(Record extracts begins)
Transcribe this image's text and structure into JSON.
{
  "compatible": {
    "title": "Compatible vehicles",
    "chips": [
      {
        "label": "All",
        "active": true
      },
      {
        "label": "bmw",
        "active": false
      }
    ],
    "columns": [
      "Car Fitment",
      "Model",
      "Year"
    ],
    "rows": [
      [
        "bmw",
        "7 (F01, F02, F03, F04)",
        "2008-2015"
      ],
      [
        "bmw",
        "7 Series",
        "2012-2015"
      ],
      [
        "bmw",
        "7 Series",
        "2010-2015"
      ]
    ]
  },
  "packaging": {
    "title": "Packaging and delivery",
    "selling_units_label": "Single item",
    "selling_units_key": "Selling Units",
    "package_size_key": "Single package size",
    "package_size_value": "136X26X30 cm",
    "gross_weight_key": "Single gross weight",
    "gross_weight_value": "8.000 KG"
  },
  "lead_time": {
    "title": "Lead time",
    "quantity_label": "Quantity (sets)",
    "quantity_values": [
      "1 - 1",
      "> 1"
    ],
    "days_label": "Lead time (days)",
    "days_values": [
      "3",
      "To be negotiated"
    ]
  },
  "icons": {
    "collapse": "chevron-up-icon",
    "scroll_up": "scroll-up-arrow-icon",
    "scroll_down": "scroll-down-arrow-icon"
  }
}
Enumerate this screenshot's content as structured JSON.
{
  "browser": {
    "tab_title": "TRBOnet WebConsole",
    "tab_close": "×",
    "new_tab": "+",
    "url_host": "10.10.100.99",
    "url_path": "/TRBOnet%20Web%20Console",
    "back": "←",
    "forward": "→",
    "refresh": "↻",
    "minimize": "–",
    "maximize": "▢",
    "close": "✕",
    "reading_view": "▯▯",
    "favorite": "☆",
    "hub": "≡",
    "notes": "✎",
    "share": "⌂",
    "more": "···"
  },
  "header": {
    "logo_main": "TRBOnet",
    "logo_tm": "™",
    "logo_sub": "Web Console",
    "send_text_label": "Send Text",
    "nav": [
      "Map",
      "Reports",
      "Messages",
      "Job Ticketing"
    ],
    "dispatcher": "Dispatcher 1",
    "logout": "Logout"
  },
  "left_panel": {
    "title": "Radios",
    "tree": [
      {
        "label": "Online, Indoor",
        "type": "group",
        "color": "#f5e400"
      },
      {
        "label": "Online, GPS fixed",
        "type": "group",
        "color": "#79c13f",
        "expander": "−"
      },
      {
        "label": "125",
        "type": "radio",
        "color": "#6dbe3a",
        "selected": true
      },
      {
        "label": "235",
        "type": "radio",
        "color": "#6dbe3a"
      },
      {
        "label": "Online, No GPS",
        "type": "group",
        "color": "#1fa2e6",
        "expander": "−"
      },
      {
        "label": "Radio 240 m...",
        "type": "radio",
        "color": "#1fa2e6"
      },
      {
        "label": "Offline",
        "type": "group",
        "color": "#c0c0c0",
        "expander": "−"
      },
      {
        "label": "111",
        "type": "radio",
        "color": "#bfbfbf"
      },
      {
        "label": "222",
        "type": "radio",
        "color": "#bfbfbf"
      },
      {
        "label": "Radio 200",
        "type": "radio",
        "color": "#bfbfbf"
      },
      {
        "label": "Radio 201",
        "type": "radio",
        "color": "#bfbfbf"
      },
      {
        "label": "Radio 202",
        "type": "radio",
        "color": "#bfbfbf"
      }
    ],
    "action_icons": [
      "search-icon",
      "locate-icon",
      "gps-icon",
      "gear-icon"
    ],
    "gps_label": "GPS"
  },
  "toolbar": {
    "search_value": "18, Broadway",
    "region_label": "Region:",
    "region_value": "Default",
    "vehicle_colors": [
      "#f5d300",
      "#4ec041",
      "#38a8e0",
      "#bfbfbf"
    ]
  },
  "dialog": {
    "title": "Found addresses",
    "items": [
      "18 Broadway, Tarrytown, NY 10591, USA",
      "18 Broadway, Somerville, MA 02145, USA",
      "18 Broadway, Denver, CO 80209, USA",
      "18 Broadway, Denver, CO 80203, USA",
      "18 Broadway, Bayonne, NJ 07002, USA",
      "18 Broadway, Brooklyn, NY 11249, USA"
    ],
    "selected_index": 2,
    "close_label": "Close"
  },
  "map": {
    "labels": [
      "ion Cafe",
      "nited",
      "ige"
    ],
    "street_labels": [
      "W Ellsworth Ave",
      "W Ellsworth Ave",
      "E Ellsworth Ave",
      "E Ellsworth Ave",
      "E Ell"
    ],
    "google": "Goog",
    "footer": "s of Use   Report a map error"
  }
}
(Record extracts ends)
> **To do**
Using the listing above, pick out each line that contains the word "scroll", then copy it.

> **The completed task**
    "scroll_up": "scroll-up-arrow-icon",
    "scroll_down": "scroll-down-arrow-icon"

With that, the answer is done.